===== DATA SHOWN

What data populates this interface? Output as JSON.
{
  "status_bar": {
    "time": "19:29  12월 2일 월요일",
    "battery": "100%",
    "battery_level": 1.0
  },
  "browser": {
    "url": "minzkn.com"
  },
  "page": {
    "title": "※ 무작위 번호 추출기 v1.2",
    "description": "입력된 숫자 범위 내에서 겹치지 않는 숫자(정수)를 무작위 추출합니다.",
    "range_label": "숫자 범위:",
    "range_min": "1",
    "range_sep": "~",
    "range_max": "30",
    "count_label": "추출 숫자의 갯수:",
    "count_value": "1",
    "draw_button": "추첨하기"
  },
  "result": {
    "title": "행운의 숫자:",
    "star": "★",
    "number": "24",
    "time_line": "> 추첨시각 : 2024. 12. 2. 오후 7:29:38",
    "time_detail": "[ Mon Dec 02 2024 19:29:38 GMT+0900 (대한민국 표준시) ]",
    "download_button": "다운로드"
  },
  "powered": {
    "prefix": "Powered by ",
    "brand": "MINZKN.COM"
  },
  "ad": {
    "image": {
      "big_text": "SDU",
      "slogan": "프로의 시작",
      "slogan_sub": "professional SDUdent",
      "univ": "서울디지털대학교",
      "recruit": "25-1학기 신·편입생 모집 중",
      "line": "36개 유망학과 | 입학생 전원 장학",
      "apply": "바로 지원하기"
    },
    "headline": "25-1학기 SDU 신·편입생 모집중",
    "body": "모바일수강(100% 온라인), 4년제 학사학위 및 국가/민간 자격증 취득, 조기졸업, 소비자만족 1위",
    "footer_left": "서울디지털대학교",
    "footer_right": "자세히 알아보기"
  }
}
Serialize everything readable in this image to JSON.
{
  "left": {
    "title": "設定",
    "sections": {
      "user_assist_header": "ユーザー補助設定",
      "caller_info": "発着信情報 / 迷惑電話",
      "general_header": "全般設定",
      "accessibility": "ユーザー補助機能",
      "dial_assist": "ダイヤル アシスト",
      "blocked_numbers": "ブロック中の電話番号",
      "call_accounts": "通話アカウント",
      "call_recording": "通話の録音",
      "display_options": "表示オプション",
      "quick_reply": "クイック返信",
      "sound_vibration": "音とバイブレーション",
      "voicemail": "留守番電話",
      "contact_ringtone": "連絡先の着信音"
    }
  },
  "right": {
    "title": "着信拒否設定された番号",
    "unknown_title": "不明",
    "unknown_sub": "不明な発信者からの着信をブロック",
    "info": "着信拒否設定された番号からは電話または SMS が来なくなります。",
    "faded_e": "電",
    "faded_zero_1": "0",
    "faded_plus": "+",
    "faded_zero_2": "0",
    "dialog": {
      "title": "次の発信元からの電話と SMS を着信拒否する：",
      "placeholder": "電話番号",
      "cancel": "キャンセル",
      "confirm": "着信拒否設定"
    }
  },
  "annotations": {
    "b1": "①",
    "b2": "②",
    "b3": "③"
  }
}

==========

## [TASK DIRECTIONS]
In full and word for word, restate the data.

## [PROBLEM SOLUTION]
What data populates this interface? Output as JSON.
{
  "status_bar": {
    "time": "19:29  12월 2일 월요일",
    "battery": "100%",
    "battery_level": 1.0
  },
  "browser": {
    "url": "minzkn.com"
  },
  "page": {
    "title": "※ 무작위 번호 추출기 v1.2",
    "description": "입력된 숫자 범위 내에서 겹치지 않는 숫자(정수)를 무작위 추출합니다.",
    "range_label": "숫자 범위:",
    "range_min": "1",
    "range_sep": "~",
    "range_max": "30",
    "count_label": "추출 숫자의 갯수:",
    "count_value": "1",
    "draw_button": "추첨하기"
  },
  "result": {
    "title": "행운의 숫자:",
    "star": "★",
    "number": "24",
    "time_line": "> 추첨시각 : 2024. 12. 2. 오후 7:29:38",
    "time_detail": "[ Mon Dec 02 2024 19:29:38 GMT+0900 (대한민국 표준시) ]",
    "download_button": "다운로드"
  },
  "powered": {
    "prefix": "Powered by ",
    "brand": "MINZKN.COM"
  },
  "ad": {
    "image": {
      "big_text": "SDU",
      "slogan": "프로의 시작",
      "slogan_sub": "professional SDUdent",
      "univ": "서울디지털대학교",
      "recruit": "25-1학기 신·편입생 모집 중",
      "line": "36개 유망학과 | 입학생 전원 장학",
      "apply": "바로 지원하기"
    },
    "headline": "25-1학기 SDU 신·편입생 모집중",
    "body": "모바일수강(100% 온라인), 4년제 학사학위 및 국가/민간 자격증 취득, 조기졸업, 소비자만족 1위",
    "footer_left": "서울디지털대학교",
    "footer_right": "자세히 알아보기"
  }
}
Serialize everything readable in this image to JSON.
{
  "left": {
    "title": "設定",
    "sections": {
      "user_assist_header": "ユーザー補助設定",
      "caller_info": "発着信情報 / 迷惑電話",
      "general_header": "全般設定",
      "accessibility": "ユーザー補助機能",
      "dial_assist": "ダイヤル アシスト",
      "blocked_numbers": "ブロック中の電話番号",
      "call_accounts": "通話アカウント",
      "call_recording": "通話の録音",
      "display_options": "表示オプション",
      "quick_reply": "クイック返信",
      "sound_vibration": "音とバイブレーション",
      "voicemail": "留守番電話",
      "contact_ringtone": "連絡先の着信音"
    }
  },
  "right": {
    "title": "着信拒否設定された番号",
    "unknown_title": "不明",
    "unknown_sub": "不明な発信者からの着信をブロック",
    "info": "着信拒否設定された番号からは電話または SMS が来なくなります。",
    "faded_e": "電",
    "faded_zero_1": "0",
    "faded_plus": "+",
    "faded_zero_2": "0",
    "dialog": {
      "title": "次の発信元からの電話と SMS を着信拒否する：",
      "placeholder": "電話番号",
      "cancel": "キャンセル",
      "confirm": "着信拒否設定"
    }
  },
  "annotations": {
    "b1": "①",
    "b2": "②",
    "b3": "③"
  }
}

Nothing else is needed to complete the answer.